In a perfect world, you hire a great marketing team that can take your vision—exactly how you imagine it—and make it a reality. There’s no need to be a control freak founder. But in the real world, a good marketing team is not necessarily going to agree with you on vision, approach, design, concept, or audience.
A lot of founders and CEOs make the mistake of hiring yes-men marketing people, only to later find out there are critical problems with their product or service that their marketing team should’ve brought to their attention.
Guys—the job of your marketing team isn’t just ads and web design. Ideally, they should be the ones making sure your idea is market-viable, doesn’t already exist, is up to date, and is profitable.
For example, I recently worked with a company that had a brilliant idea, but the website design was out of date.
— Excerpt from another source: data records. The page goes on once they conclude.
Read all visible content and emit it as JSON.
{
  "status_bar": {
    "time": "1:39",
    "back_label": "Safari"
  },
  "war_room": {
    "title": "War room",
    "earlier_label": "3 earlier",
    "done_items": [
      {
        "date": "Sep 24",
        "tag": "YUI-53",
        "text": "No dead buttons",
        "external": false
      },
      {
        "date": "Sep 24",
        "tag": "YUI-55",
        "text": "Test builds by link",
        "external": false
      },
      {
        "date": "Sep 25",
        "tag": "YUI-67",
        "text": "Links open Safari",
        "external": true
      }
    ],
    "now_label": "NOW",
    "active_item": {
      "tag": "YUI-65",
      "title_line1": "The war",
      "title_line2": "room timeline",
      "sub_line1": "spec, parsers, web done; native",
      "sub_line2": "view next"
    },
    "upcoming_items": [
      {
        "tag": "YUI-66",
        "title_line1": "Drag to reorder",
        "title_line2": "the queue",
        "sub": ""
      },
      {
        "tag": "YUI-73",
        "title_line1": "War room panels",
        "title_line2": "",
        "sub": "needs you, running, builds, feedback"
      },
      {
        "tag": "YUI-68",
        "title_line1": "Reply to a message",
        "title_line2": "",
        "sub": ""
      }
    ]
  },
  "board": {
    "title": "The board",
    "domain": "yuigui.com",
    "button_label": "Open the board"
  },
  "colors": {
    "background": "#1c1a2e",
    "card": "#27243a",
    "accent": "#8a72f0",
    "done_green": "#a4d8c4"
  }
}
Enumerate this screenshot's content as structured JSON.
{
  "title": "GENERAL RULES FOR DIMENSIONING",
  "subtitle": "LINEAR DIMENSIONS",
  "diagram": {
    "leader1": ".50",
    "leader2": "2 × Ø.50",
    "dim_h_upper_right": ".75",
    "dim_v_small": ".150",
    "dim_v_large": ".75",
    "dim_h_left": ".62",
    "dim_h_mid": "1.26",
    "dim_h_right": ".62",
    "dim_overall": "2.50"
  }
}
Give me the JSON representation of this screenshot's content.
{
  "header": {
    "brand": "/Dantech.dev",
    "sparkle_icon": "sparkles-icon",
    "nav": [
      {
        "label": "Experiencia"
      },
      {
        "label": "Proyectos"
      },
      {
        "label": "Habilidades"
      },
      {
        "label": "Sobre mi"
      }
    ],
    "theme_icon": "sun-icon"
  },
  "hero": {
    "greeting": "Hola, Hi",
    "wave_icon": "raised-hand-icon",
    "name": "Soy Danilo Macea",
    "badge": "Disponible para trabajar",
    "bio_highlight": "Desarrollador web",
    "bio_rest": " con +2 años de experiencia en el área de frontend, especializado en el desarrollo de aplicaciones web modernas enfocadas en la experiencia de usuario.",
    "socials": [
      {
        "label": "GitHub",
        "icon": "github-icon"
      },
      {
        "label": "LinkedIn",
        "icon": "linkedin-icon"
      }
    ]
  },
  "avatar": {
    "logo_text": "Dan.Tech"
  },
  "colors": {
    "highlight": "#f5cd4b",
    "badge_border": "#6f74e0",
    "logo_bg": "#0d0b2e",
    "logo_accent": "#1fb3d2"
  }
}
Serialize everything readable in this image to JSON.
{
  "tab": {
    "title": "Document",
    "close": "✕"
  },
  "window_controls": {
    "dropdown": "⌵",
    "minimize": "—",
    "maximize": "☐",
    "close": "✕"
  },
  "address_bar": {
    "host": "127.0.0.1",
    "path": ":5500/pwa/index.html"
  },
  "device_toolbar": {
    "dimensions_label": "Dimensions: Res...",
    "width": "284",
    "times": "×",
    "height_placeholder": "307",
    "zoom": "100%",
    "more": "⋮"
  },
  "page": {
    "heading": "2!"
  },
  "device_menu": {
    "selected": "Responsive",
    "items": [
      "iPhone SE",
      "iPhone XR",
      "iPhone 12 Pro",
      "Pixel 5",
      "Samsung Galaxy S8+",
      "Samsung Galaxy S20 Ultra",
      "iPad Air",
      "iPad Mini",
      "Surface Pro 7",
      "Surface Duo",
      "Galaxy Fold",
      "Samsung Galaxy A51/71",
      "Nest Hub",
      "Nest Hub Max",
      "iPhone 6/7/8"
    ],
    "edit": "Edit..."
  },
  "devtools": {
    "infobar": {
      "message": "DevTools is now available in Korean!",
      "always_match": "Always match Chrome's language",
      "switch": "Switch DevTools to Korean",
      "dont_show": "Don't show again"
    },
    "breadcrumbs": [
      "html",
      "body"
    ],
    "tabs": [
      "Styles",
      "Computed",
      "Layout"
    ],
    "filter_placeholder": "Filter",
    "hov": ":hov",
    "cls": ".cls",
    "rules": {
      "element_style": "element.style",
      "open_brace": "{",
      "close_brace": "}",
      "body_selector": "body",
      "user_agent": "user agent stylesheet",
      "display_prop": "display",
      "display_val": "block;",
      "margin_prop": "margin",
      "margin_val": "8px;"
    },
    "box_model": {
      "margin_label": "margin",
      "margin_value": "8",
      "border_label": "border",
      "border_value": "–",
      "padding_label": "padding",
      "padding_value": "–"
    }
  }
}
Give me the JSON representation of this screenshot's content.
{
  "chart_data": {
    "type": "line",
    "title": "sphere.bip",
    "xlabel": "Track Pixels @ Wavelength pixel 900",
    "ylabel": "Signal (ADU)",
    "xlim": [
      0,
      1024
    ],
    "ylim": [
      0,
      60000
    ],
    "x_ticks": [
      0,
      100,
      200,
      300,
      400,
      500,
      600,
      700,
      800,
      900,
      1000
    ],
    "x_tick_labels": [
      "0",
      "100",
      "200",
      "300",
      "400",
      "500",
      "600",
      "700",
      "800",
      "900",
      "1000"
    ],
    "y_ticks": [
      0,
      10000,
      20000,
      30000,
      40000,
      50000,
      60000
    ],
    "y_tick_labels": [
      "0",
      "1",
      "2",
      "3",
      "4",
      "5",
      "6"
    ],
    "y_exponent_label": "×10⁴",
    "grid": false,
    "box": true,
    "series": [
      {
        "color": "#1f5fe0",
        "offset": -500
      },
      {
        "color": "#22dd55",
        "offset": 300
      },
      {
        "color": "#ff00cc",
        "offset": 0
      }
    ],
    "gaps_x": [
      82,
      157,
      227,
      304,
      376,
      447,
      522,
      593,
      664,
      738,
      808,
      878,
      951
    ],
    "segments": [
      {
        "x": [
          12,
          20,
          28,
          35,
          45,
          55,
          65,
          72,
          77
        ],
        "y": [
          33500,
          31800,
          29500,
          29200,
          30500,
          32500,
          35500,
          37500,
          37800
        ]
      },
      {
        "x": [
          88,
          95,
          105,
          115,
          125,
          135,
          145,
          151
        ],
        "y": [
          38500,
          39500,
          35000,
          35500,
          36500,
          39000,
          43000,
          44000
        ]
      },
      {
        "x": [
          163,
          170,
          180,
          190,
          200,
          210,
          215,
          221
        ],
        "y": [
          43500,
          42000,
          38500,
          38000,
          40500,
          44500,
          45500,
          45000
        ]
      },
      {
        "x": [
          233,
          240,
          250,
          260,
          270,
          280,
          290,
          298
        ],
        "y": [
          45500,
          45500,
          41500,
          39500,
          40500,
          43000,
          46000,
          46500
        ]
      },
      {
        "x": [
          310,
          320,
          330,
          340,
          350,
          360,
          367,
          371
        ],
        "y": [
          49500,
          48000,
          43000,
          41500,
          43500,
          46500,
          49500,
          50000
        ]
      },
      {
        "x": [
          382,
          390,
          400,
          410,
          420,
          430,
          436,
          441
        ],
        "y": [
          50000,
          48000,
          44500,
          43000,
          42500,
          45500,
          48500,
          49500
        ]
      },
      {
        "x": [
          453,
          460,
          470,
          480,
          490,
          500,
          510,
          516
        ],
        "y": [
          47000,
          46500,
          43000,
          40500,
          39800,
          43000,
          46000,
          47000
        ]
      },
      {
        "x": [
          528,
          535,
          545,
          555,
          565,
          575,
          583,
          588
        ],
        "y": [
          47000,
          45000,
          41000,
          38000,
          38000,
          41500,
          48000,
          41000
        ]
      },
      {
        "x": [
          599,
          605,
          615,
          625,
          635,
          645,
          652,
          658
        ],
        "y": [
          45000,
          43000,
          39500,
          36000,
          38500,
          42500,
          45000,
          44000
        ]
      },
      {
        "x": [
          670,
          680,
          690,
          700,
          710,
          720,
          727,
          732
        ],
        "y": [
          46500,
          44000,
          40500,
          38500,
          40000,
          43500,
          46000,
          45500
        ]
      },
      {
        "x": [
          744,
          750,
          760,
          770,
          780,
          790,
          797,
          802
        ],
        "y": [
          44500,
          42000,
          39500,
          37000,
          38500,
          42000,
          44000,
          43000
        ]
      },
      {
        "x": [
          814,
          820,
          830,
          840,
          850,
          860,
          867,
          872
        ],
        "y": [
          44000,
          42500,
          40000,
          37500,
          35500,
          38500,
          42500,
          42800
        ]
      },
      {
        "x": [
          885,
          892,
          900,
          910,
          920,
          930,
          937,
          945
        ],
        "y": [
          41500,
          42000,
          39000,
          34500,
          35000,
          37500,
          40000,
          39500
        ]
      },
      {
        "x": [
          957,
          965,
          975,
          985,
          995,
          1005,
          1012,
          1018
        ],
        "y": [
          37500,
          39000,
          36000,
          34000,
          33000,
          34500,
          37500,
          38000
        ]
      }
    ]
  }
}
We’re talking huge animations, huge fonts…I felt like a time machine had sent me back to the early 2000s when bad web design was par for the course. 2021 requires a clean design and minimal animations.
You want your business ideas to get to the user as fast as possible. They need to be good, interesting, unique, and tailored to the viewer. My client’s problem was that their website was designed in one country while being marketed to another.
I tried my best to explain this to the owners, but they wouldn’t listen. When the website went live, it was a huge failure. People felt the website design was shady and didn’t transmit credibility.
Later, the company changed the design, and just like that they started growing.
Another example: after making a killer video for one of the companies I worked with, the founder came in and asked, “What is this terrible music?”
I answered candidly, “You’re too old to know what your young audience listens to.” (I’m not young myself, but I keep up with the kids because it’s part of my job!)
If you as the owner or founder of a company can do the marketing yourself, then do it. If you just need someone to design and rubber-stamp your ideas without expressing theirs, just hire a designer or someone to execute everything the way you think it should be.
But if you decide to hire a marketing expert who has helped companies like yours to grow before, and if you believe their experience and past projects’ success are worthwhile, let them help you shape your ideas so they can be relevant to today’s marketing style and audience.
Don’t be a control freak founder.
Second thing: marketing is not as simple as you might think. Once, I had the owner of a company tell one of their 9-to-5 employees to follow me around and learn how I do my marketing—which was, of course, ridiculous and unproductive.
Good marketing is harder than you think, and just like you wouldn’t ask your 9-to-5 employee to follow around your lawyer to learn legal skills, you shouldn’t do that with your marketing team. If you think it takes an hour to learn how to market a product and get it to the right audience, you’re going to be very disappointed when your company crashes.
Finally: don’t try to micromanage marketing people if you have no idea what it is they do.
If your marketing person (assuming you already know they’re trustworthy) is asking you for a $5000 budget to promote your business, you can ask him what for—but don’t try to investigate every single line item. If they’re good, they know you have no idea what you’re talking about. Just give them what they need, and let them prove to you they’re good.
I’m just going to repeat what I always say: hire a marketing manager you can trust, and give them what they need to work (money, time, help, etc.). You should certainly make sure they are good—using audits, for example—but don’t hold your marketing people back and then come to ask why you’re not seeing results.